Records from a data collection
┌──
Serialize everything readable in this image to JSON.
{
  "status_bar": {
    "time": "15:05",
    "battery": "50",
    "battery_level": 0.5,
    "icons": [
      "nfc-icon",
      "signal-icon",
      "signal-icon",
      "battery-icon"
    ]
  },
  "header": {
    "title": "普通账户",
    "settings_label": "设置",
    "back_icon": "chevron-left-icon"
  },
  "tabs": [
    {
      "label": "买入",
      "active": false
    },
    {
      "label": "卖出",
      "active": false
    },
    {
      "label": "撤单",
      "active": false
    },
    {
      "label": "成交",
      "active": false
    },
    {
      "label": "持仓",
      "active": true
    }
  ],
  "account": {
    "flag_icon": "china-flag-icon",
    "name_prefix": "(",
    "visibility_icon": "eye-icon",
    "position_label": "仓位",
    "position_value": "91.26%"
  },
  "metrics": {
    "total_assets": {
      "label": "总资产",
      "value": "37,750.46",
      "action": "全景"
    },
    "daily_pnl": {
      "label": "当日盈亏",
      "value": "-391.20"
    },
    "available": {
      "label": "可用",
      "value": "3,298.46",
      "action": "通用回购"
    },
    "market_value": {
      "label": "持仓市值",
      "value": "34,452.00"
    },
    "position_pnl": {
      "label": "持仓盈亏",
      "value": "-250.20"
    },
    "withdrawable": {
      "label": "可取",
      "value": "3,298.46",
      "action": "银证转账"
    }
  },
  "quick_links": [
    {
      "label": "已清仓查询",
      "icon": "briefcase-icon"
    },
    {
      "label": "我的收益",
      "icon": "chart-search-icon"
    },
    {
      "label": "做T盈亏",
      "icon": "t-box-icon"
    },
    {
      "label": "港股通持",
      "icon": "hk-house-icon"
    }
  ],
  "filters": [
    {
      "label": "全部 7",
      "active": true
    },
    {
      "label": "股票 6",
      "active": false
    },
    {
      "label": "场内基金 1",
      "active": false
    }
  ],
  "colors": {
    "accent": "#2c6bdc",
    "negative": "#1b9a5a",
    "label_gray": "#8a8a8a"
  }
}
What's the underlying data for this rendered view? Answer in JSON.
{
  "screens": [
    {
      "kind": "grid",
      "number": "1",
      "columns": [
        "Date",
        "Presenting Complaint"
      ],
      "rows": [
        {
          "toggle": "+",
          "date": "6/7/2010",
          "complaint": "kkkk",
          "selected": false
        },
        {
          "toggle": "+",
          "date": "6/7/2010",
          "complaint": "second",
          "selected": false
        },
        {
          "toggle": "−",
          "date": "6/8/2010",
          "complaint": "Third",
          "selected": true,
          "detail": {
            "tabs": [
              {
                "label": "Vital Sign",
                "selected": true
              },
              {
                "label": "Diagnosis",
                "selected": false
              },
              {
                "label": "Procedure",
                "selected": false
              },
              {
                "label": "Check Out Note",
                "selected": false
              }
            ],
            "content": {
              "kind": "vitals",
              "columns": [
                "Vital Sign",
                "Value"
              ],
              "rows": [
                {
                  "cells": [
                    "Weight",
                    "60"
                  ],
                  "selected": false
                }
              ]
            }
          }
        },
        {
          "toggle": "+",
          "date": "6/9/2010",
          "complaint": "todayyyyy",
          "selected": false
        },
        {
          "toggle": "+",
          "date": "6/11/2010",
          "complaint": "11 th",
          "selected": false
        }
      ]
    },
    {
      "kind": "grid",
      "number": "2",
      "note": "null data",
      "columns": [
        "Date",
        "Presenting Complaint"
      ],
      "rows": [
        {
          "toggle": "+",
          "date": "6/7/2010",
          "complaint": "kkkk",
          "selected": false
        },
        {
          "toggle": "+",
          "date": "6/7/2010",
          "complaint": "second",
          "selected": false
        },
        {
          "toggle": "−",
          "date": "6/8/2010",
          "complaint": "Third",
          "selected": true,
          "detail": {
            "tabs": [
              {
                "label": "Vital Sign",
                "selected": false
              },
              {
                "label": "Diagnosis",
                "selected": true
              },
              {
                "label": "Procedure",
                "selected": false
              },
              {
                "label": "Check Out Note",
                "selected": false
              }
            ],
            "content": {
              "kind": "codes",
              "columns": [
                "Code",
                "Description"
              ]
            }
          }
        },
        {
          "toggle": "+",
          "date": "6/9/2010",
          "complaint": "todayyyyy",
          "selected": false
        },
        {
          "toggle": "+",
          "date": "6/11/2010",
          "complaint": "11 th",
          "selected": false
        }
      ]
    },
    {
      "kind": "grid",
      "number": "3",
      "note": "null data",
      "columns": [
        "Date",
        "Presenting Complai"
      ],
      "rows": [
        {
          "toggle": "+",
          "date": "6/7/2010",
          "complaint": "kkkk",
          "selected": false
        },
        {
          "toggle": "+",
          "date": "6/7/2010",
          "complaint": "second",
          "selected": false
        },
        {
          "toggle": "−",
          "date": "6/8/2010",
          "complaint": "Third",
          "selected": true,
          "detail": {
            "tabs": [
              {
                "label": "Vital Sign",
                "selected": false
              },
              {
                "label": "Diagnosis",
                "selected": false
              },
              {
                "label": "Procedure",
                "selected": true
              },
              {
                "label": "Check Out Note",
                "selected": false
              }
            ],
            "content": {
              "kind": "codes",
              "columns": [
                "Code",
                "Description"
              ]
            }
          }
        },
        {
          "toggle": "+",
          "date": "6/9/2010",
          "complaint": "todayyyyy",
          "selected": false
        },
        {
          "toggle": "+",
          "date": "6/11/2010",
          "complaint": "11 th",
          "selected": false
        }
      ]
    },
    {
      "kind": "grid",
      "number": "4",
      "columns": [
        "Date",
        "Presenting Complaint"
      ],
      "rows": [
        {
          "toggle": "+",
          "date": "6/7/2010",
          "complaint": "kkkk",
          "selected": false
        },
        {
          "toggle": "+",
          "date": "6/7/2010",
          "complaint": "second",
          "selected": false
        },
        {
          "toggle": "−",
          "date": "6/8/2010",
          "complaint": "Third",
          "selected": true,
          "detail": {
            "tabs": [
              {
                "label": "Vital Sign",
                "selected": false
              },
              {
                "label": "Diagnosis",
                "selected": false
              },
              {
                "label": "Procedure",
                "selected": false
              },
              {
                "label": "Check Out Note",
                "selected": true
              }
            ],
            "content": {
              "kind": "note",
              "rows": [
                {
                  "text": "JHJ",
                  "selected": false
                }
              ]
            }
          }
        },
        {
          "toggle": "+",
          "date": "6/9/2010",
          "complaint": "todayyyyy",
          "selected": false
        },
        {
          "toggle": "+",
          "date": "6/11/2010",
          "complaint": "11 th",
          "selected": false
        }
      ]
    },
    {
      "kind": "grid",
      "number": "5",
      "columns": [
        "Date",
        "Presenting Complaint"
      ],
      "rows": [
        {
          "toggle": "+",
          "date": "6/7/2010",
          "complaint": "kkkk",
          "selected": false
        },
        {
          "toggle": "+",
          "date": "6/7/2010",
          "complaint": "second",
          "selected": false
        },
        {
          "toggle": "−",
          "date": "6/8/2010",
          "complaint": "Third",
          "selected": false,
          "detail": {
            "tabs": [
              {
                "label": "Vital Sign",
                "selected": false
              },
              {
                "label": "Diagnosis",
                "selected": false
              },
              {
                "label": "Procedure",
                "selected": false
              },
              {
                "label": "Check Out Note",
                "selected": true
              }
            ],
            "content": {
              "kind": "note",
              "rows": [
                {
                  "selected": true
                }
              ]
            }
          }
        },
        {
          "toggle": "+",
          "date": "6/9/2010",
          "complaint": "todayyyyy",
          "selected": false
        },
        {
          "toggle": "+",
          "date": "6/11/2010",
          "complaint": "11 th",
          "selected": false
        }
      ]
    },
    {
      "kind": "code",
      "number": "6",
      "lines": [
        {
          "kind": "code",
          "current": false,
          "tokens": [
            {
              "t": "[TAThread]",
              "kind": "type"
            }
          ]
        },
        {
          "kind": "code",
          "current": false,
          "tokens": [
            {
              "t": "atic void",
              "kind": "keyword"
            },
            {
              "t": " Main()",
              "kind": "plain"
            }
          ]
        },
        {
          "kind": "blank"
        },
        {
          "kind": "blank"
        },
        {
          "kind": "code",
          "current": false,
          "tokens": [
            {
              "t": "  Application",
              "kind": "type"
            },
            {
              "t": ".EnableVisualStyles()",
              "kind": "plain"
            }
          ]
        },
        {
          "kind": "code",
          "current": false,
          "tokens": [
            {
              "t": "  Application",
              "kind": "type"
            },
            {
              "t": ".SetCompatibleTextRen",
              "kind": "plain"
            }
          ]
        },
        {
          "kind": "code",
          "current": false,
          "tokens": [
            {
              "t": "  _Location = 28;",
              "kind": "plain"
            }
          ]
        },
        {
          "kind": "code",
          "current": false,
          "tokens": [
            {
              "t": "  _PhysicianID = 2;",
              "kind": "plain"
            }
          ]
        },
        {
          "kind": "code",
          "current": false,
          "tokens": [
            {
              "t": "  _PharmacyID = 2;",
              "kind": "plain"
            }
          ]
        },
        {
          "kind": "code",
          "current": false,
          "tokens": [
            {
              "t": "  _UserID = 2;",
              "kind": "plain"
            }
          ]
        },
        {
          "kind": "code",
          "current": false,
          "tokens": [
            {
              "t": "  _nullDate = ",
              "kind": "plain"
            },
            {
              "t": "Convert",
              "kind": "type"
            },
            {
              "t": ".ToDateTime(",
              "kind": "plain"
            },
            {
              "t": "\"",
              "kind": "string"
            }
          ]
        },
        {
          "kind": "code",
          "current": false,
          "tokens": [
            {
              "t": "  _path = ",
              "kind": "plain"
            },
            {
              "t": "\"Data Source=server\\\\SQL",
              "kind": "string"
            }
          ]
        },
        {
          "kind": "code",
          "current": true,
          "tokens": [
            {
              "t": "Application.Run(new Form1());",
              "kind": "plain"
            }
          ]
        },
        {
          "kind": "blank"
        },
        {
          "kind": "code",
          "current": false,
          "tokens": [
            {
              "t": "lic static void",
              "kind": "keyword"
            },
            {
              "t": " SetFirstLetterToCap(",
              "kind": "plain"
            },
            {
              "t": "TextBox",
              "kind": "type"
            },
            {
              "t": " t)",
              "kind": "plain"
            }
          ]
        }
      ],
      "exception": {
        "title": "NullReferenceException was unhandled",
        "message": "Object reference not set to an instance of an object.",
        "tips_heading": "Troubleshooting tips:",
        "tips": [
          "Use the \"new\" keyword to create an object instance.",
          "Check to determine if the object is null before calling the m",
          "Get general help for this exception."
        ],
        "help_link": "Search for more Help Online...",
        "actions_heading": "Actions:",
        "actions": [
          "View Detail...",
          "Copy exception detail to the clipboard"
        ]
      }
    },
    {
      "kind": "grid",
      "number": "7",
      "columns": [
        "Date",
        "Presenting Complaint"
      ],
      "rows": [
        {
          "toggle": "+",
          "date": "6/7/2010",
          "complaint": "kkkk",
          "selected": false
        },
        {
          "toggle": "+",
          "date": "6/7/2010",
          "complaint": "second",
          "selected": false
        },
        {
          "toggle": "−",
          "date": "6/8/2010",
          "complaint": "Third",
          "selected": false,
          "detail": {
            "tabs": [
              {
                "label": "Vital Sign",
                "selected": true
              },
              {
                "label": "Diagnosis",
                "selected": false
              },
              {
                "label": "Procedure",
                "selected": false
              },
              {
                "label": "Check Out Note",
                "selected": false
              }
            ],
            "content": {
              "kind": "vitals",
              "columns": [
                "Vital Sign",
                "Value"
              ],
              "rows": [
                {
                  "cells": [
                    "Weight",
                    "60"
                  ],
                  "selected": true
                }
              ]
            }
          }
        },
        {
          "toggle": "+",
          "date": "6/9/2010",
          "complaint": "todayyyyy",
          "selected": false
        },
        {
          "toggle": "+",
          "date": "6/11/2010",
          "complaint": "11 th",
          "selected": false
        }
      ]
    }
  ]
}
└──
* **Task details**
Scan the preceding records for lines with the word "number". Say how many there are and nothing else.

* **Exercise output**
7